TASK INSTRUCTIONS
Read through the records below and copy each line that uses the word "label".

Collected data

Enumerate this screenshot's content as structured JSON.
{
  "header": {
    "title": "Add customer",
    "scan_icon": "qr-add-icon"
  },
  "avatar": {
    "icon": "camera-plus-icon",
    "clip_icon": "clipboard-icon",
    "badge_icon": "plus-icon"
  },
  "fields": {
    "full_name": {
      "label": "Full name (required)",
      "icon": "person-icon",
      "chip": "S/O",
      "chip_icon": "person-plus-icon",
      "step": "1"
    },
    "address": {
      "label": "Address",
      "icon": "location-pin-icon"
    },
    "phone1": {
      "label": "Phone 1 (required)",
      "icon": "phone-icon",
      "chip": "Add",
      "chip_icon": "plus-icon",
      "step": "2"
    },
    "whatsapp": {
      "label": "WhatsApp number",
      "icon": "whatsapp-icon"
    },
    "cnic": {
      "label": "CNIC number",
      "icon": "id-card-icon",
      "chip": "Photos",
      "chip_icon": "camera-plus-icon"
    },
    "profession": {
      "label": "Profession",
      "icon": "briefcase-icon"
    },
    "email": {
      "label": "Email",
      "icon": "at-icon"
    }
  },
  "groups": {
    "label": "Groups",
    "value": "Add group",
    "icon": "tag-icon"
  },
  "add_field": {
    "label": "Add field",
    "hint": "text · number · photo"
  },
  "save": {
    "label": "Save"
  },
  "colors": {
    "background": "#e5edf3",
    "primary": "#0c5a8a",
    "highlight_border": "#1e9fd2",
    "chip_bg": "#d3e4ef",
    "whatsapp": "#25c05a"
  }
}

ANSWER BOX
      "label": "Full name (required)",
      "label": "Address",
      "label": "Phone 1 (required)",
      "label": "WhatsApp number",
      "label": "CNIC number",
      "label": "Profession",
      "label": "Email",
    "label": "Groups",
    "label": "Add field",
    "label": "Save"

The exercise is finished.